16/04/11 > 28/05/11

  • Morten Løbner Espersen
  • Morten Løbner Espersen
  • Morten Løbner Espersen
  • Morten Løbner Espersen
  • Morten Løbner Espersen
  • Morten Løbner Espersen
  • Morten Løbner Espersen
  • Morten Løbner Espersen
  • Morten Løbner Espersen
  • Morten Løbner Espersen
  • Morten Løbner Espersen
  • Morten Løbner Espersen
  • Morten Løbner Espersen
  • Morten Løbner Espersen

Showing at the same time

Bente Skjøttgaard (Personal show 2011).

Morten Løbner Espersen (1965 in Aalborg, Denmark) is one of the most successful Danish ceramists of his generation. He has had numerous major international exhibitions since graduating in 1992 and establishing his own studio. Espersen has been a professor at HDK Göteborg University in Sweden since 2005 as well as continuing to work in his own studio in Copenhagen. Given his worldwide reputation and demand for his work, this will be Morten Løbner Espersen’s fourth exhibit at Puls in the last decade. Below, he explains what he has in store for this next show.

Horror Vacui

“I have drastically renewed and strengthened the visual and physical impact of my ceramics. The term horror vacui (fear of empty space)is used in particular to describe Greek pots dating from about 1000 BC with their intricate geometric decorations covering the entire jar. The new works consist of two form-related parts. Each is a recognizable archetypal shape; one a vase and the other a three-dimensionalornament.
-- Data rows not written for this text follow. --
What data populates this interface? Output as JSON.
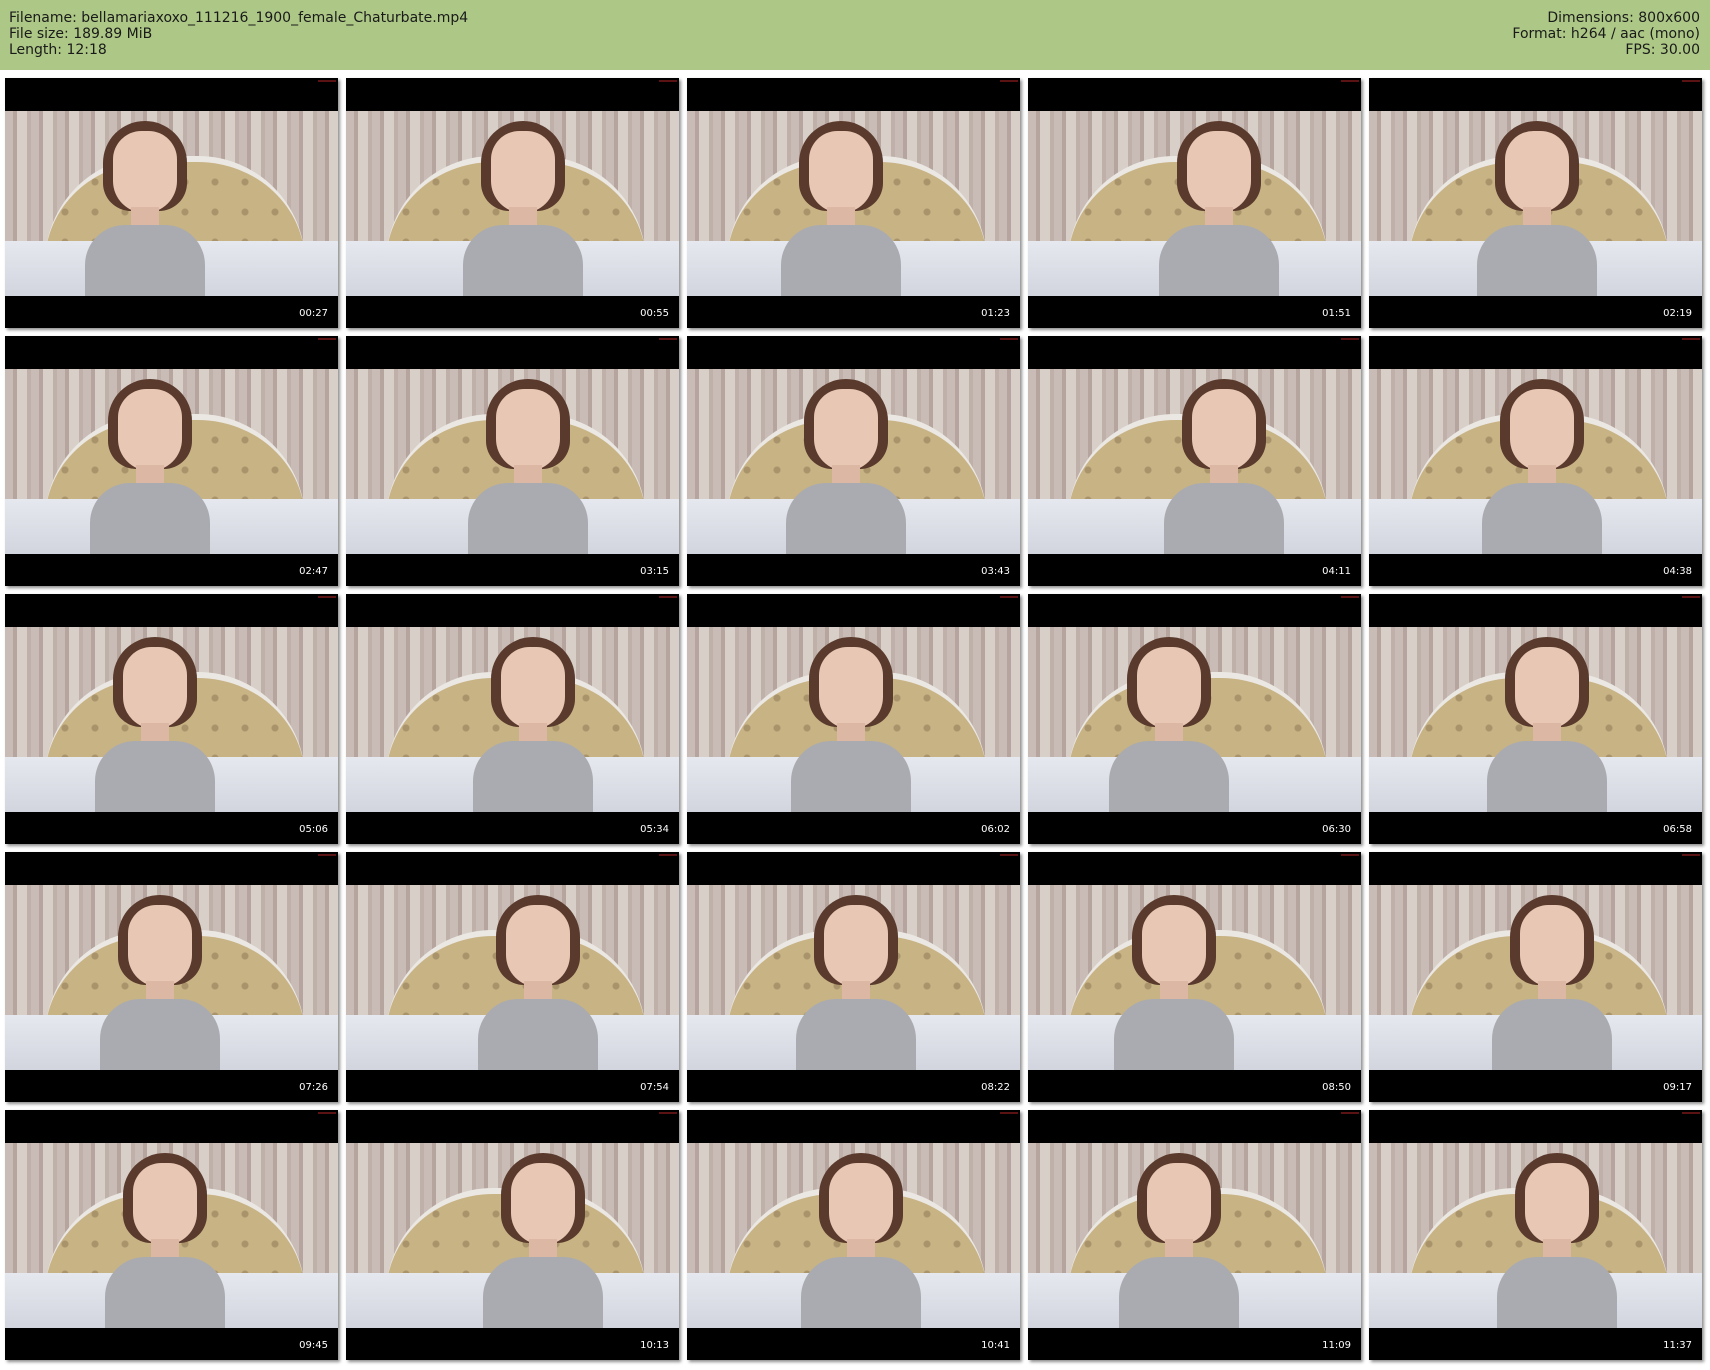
{
  "info": {
    "filename": "Filename: bellamariaxoxo_111216_1900_female_Chaturbate.mp4",
    "file_size": "File size: 189.89 MiB",
    "length": "Length: 12:18",
    "dimensions": "Dimensions: 800x600",
    "format": "Format: h264 / aac (mono)",
    "fps": "FPS: 30.00"
  },
  "colors": {
    "header_background": "#adc886",
    "thumbnail_background": "#000000",
    "timestamp_text": "#ffffff"
  },
  "thumbnails": [
    {
      "timestamp": "00:27"
    },
    {
      "timestamp": "00:55"
    },
    {
      "timestamp": "01:23"
    },
    {
      "timestamp": "01:51"
    },
    {
      "timestamp": "02:19"
    },
    {
      "timestamp": "02:47"
    },
    {
      "timestamp": "03:15"
    },
    {
      "timestamp": "03:43"
    },
    {
      "timestamp": "04:11"
    },
    {
      "timestamp": "04:38"
    },
    {
      "timestamp": "05:06"
    },
    {
      "timestamp": "05:34"
    },
    {
      "timestamp": "06:02"
    },
    {
      "timestamp": "06:30"
    },
    {
      "timestamp": "06:58"
    },
    {
      "timestamp": "07:26"
    },
    {
      "timestamp": "07:54"
    },
    {
      "timestamp": "08:22"
    },
    {
      "timestamp": "08:50"
    },
    {
      "timestamp": "09:17"
    },
    {
      "timestamp": "09:45"
    },
    {
      "timestamp": "10:13"
    },
    {
      "timestamp": "10:41"
    },
    {
      "timestamp": "11:09"
    },
    {
      "timestamp": "11:37"
    }
  ]
}
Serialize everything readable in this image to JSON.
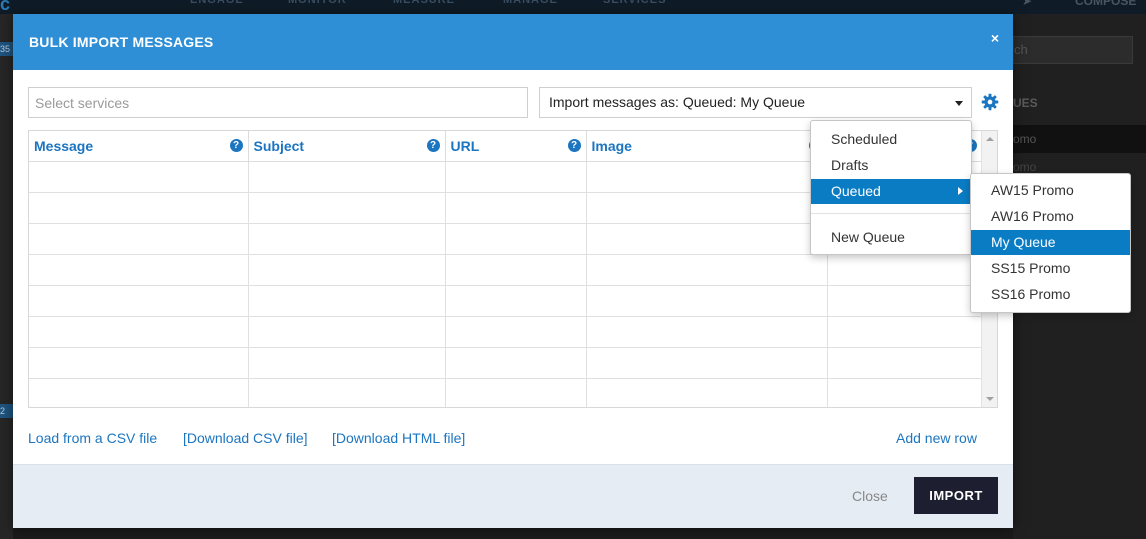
{
  "background": {
    "nav_items": [
      "ENGAGE",
      "MONITOR",
      "MEASURE",
      "MANAGE",
      "SERVICES"
    ],
    "compose_label": "COMPOSE",
    "search_placeholder": "ch",
    "side_title": "UES",
    "side_items": [
      "omo",
      "omo"
    ],
    "left_badges": [
      "35",
      "2"
    ]
  },
  "modal": {
    "title": "BULK IMPORT MESSAGES",
    "close_icon": "×",
    "services_placeholder": "Select services",
    "import_select_value": "Import messages as: Queued: My Queue",
    "columns": [
      {
        "label": "Message",
        "help": "?"
      },
      {
        "label": "Subject",
        "help": "?"
      },
      {
        "label": "URL",
        "help": "?"
      },
      {
        "label": "Image",
        "help": "?"
      },
      {
        "label": "",
        "help": "?"
      }
    ],
    "row_count": 8,
    "links": {
      "load_csv": "Load from a CSV file",
      "download_csv": "[Download CSV file]",
      "download_html": "[Download HTML file]",
      "add_row": "Add new row"
    },
    "footer": {
      "close_label": "Close",
      "import_label": "IMPORT"
    }
  },
  "dropdown": {
    "items": [
      "Scheduled",
      "Drafts",
      "Queued",
      "New Queue"
    ],
    "active": "Queued"
  },
  "submenu": {
    "items": [
      "AW15 Promo",
      "AW16 Promo",
      "My Queue",
      "SS15 Promo",
      "SS16 Promo"
    ],
    "active": "My Queue"
  },
  "colors": {
    "header_blue": "#2f8fd6",
    "link_blue": "#1c75c0",
    "menu_active": "#0a7cc4",
    "import_button": "#1d1f30",
    "footer_bg": "#e6ecf3"
  },
  "icons": {
    "settings": "gear-icon",
    "help": "question-circle-icon",
    "close": "close-icon",
    "select_caret": "caret-down-icon",
    "submenu_arrow": "caret-right-icon"
  }
}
The ornament is abundantly entwined with the vase as it rises from the basic element of the jar.
To me the essence of pottery is summoned up in jars, a neutral but potent form that always has been my starting point. I strive to usesublime ceramic glazed surfaces as a counterpoint to powerful forms and elements. I am always aiming to create harmony between theform and the arabesque. My work is essentially an attempt to find a balance between two opposing principles. At one point, it was the dichotomy between simple form and complex surface. Now it has evolved to the opposite pole; the problem of complex shapes and rathersimple surfaces.

Horror vacui will be shown for the first time at the Puls Contemporary Ceramics exhibit. These pieces are the results of more than twoyears work with this theme.”

Morten Løbner Espersen